“‘Unicorns’ is a phrase that we would like to forget. We are very focused on creating companies that will last for decades and that are already reaching profitability with super solid businesses; obviously we invest to create value, we are a fund that has to give back money to our investors,” Jonathan Whittle, co-founder of Quona, said in an interview.
The investor added that in the last year and a half, the sector has had a “reality check” and although the title of ‘unicorn’ was used as a strategy of marketingnow the focus is on the fundamentals of business, that is, on long-term profitability.
Whittle noted that much of that marketing was done by late-stage investment funds. “You have to distinguish between those of us who invested in early companies and helped them grow and those who in the bubble were frankly doing some things that, in retrospect, we considered pretty crazy,” he said.

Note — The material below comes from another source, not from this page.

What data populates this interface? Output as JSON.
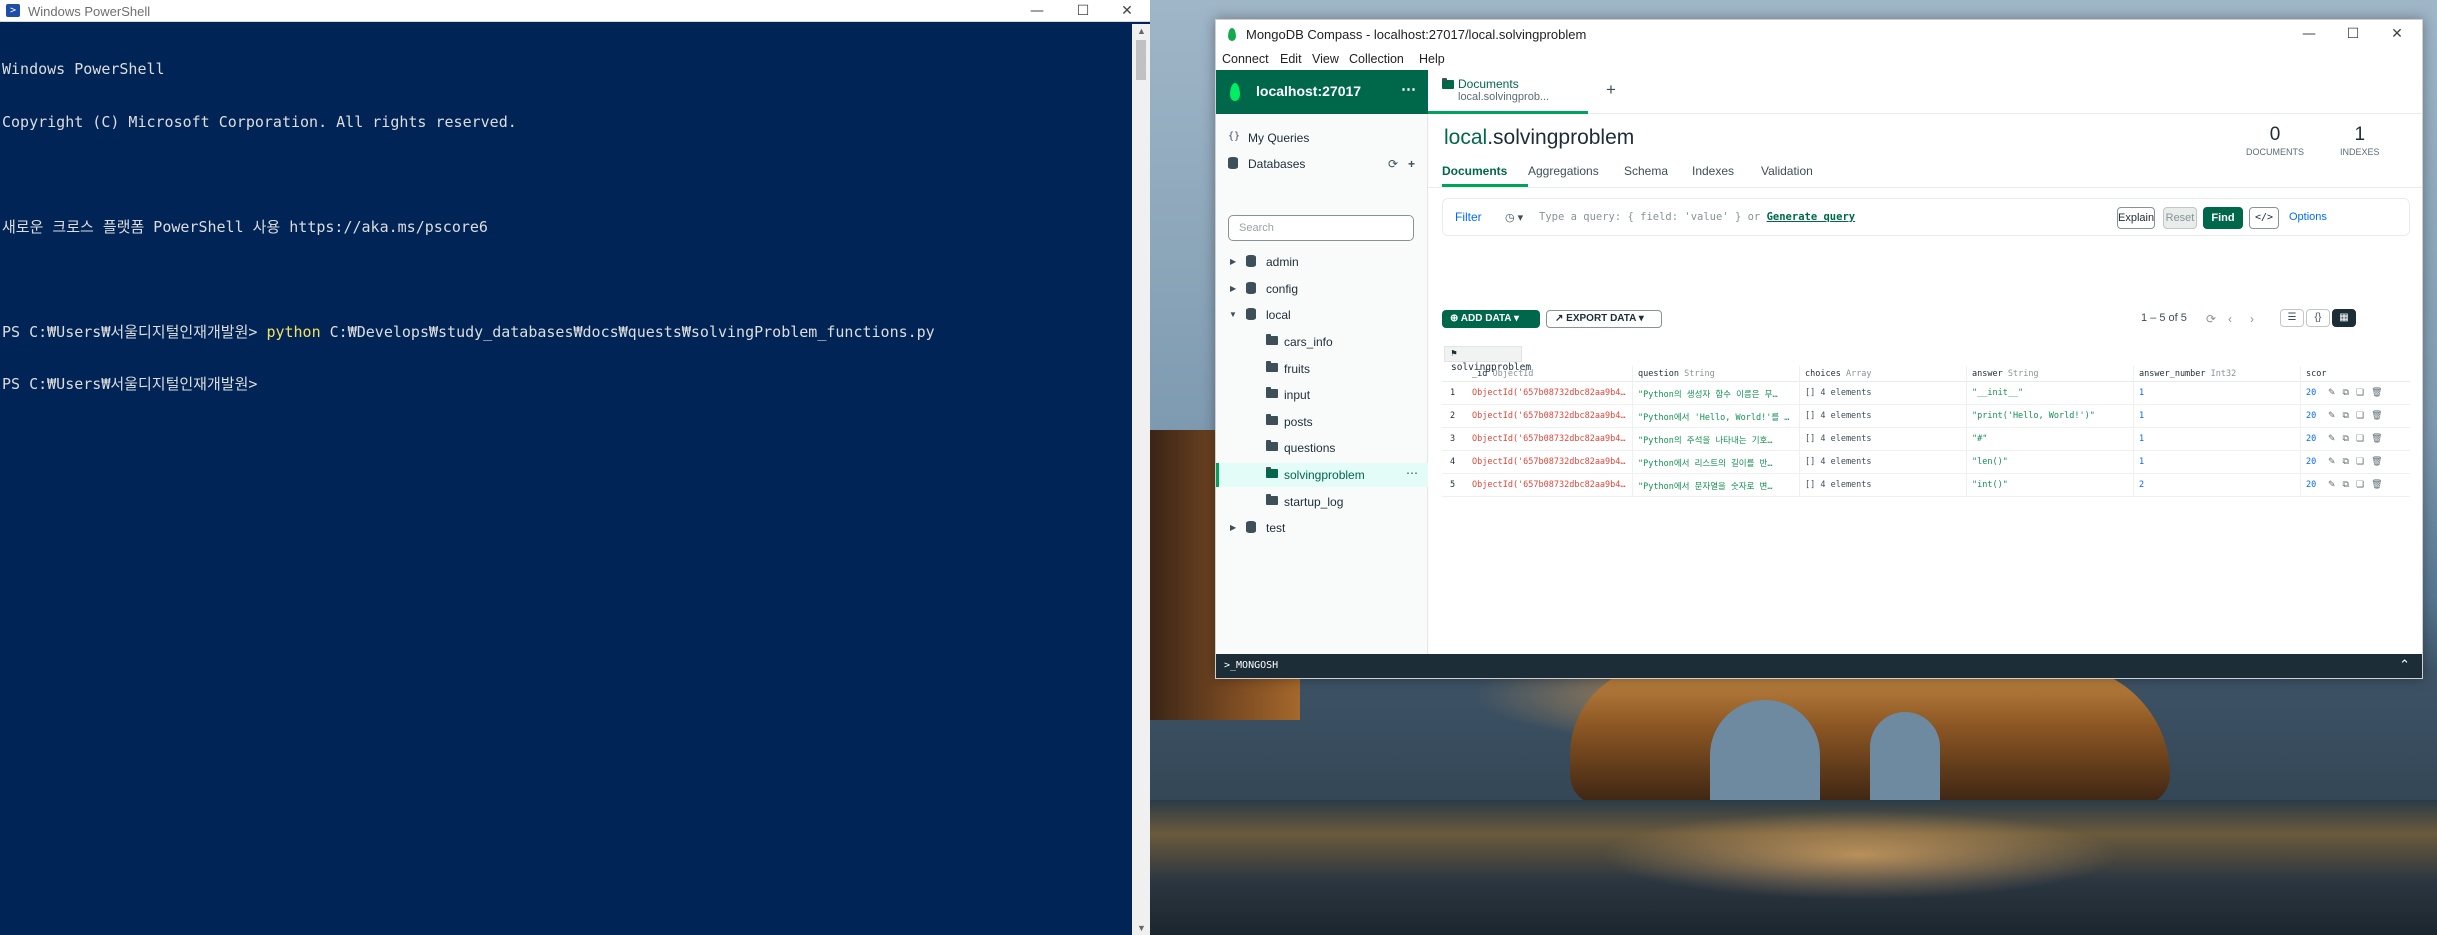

Quona considers himself a patient investor, that is, he expects a return between four and eight years as long as he complies with three principles:
1. That the company demonstrates that there is a market for its product.
2. That the product generates a good profit margin.
3. That the company is very clear about how much money it will need to achieve its break-even point.
The co-founder said that while some of the companies he invests in are making losses, this is on purpose due to rapid growth. “Many companies in our portfolios today are either near breakeven or are deliberately growing at a faster rate in order to reach significant scale, to create more value for investors,” he said.
The Konfío case
The Mexican fintech -which achieved the name of ‘unicorn’- serves the SME sector with financing and highlights that 9 out of 10 loans it grants are the first product accessed by that micro-entrepreneur. As of last month, the fintech had granted more than $1 billion in loans, according to Francisco Padilla, co-founder of Konfío.
In addition, about 30% of its clients are female entrepreneurs, a factor that is relevant to investors like Quona.
The company, which in recent months faced a crisis due to massive layoffs, arguing that they were to make the business more efficient, said after an alliance with the Inter-American Development Bank (IDB) a study was carried out whose results showed a 40% growth in business led by them.
“Interest rates can grow a percentage, but there is a real benefit for society where if it is not in Konfío, it will be difficult to find it elsewhere,” said Padilla.